Excellent work, Zoe!
Pratte ZA, Longo GO, Burns AS, Hay ME, Stewart FJ. 2017. Contact with turf algae alters the coral microbiome: contact versus systemic impacts. Coral Reefs. In press.
Coral reefs are degrading to algal-dominated reefs worldwide, with alterations of coral microbiomes commonly co-occurring with reef demise. The severe thermal anomaly during the 2016 El Nino event in the South Pacific killed many corals and stressed others. Here, we examined the microbiome of turf algae and of the coral Porites sp. in contact with turf during this thermal event, allowing for the in situ examination of algal turf effects on the coral microbiome during a period of environmental stress. Whereas the microbial composition affiliated with turf did not differ between coral-contacted and non-contacted turfs, microbiomes of corals in direct contact with turf were similar to those of the turf microbiome and differed significantly from coral portions 5 cm from the point of turf/coral contact and from portions of the coral that looked most healthy, regardless of location. Although the majority of significant differences occurred in coral samples at the point of contact, a small subset of microbial taxa were enriched in coral tissues taken 5 cm from turf contact compared to all other sample types, including samples from areas of the coral that appeared most healthy. These results suggest that the coral microbiome is susceptible to colonization by microbes from turf, but not vice versa. Results also suggest that algal contact elicits a subtle shift in the coral microbiome just beyond the contact site.
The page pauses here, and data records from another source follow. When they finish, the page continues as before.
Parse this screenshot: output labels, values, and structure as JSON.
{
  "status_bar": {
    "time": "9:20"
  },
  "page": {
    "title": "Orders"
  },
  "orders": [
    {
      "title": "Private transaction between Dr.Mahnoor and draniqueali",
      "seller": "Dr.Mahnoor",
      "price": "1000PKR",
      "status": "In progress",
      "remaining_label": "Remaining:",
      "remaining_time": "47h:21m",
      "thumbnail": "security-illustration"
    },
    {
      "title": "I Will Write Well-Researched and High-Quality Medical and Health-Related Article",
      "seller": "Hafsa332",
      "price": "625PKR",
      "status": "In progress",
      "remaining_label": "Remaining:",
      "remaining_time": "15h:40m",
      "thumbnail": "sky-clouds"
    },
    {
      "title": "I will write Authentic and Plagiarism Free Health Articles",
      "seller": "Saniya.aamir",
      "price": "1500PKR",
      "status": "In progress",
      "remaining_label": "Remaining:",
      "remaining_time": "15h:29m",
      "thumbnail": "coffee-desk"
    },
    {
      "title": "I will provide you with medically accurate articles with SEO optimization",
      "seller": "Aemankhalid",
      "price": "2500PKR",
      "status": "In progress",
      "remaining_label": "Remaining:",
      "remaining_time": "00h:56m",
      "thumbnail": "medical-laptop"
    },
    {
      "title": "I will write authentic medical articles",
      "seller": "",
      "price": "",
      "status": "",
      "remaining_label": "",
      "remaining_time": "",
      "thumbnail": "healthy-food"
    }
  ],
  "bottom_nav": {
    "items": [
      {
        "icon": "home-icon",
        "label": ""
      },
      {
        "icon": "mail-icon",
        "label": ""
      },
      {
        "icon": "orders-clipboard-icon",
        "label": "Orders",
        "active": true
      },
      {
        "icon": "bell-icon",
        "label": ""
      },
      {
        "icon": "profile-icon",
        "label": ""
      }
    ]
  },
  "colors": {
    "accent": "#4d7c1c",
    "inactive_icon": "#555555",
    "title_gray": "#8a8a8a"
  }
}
The combination of turf microbiome stability and coral microbiome vulnerability at areas of contact may contribute to the continued decline in coral cover and increase in algal cover associated with coral-algal phase shifts.